May 1, 2023 – The CDC will stop tracking and reporting COVID cases at the community level later this month.
That means COVIDtracking will become similar to how the agency tracks the flu and other respiratory illnesses. There will be an increased lag time in knowing how widespread COVID is in the U.S., because the agency will primarily rely on hospitalization data, which usually arises well after someone is infected.
"With the end of the public health emergency, CDC will no longer get the same data. We are working to update the measure used to convey the risk of COVID-19 in communities based on data that will be available," a CDC spokesperson wrote in an email, according to NBC News. "Our priority remains providing the information necessary to protect the nation's public health."
Community-level reporting allowed people to enter a location in a web-based CDC search tool and then receive a color-coded indication of how common the virus was in the area. The codes also included safety recommendations based on the case rate and other factors.
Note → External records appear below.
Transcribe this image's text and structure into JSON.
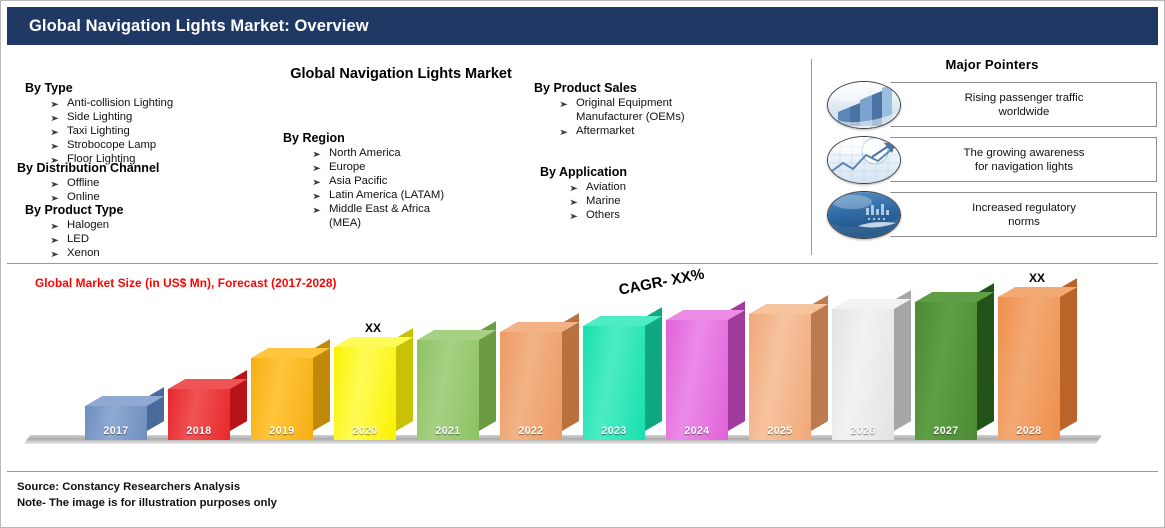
{
  "header": {
    "title": "Global Navigation Lights Market: Overview"
  },
  "segments": {
    "by_type": {
      "heading": "By Type",
      "items": [
        "Anti-collision Lighting",
        "Side Lighting",
        "Taxi Lighting",
        "Strobocope Lamp",
        "Floor Lighting"
      ]
    },
    "by_distribution_channel": {
      "heading": "By Distribution Channel",
      "items": [
        "Offline",
        "Online"
      ]
    },
    "by_product_type": {
      "heading": "By Product Type",
      "items": [
        "Halogen",
        "LED",
        "Xenon"
      ]
    },
    "center_title": "Global Navigation Lights Market",
    "by_region": {
      "heading": "By Region",
      "items": [
        "North America",
        "Europe",
        "Asia Pacific",
        "Latin America (LATAM)",
        "Middle East & Africa\n(MEA)"
      ]
    },
    "by_product_sales": {
      "heading": "By Product Sales",
      "items": [
        "Original Equipment\nManufacturer (OEMs)",
        "Aftermarket"
      ]
    },
    "by_application": {
      "heading": "By Application",
      "items": [
        "Aviation",
        "Marine",
        "Others"
      ]
    }
  },
  "major_pointers": {
    "title": "Major Pointers",
    "items": [
      {
        "icon": "bar-chart-icon",
        "text": "Rising passenger traffic\nworldwide"
      },
      {
        "icon": "line-chart-icon",
        "text": "The growing awareness\nfor navigation lights"
      },
      {
        "icon": "globe-icon",
        "text": "Increased regulatory\nnorms"
      }
    ]
  },
  "chart_data": {
    "type": "bar",
    "title": "Global Market Size (in US$ Mn), Forecast (2017-2028)",
    "title_color": "#FF0000",
    "annotation": "CAGR- XX%",
    "xlabel": "",
    "ylabel": "",
    "grid": false,
    "legend": "none",
    "value_labels": [
      "",
      "",
      "",
      "XX",
      "",
      "",
      "",
      "",
      "",
      "",
      "",
      "XX"
    ],
    "categories": [
      "2017",
      "2018",
      "2019",
      "2020",
      "2021",
      "2022",
      "2023",
      "2024",
      "2025",
      "2026",
      "2027",
      "2028"
    ],
    "values": [
      41,
      62,
      100,
      113,
      122,
      131,
      139,
      146,
      153,
      159,
      168,
      174
    ],
    "ylim": [
      0,
      185
    ],
    "colors": [
      "#6E8FC0",
      "#E8282B",
      "#F5AF12",
      "#FAF200",
      "#8CC262",
      "#ED9B63",
      "#17E0AD",
      "#E061DA",
      "#F0A878",
      "#E3E3E3",
      "#4C8A34",
      "#EF8F4B"
    ],
    "side_colors": [
      "#4A6A9C",
      "#B81418",
      "#C08908",
      "#C8C104",
      "#6B9C41",
      "#B9713F",
      "#0FA883",
      "#A03A9B",
      "#BB7B4F",
      "#A6A6A6",
      "#23521A",
      "#B9652A"
    ],
    "top_colors": [
      "#8FA9D2",
      "#F05355",
      "#FFC53C",
      "#FFFB56",
      "#A7D083",
      "#F2B286",
      "#4DECC3",
      "#EB8BE6",
      "#F6C39F",
      "#F2F2F2",
      "#5E9E44",
      "#F3A974"
    ]
  },
  "footer": {
    "source": "Source: Constancy Researchers Analysis",
    "note": "Note- The image is for illustration purposes only"
  }
}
The agency also said it plans to conclude its publication of COVID Data Tracker Weekly Review on May 12. It its most recent publication of the weekly review, the agency said that 17 U.S. communities had a high level of impact from COVID, and 79 communities had a medium level. Those communities accounted for less than 4% of all places in the U.S.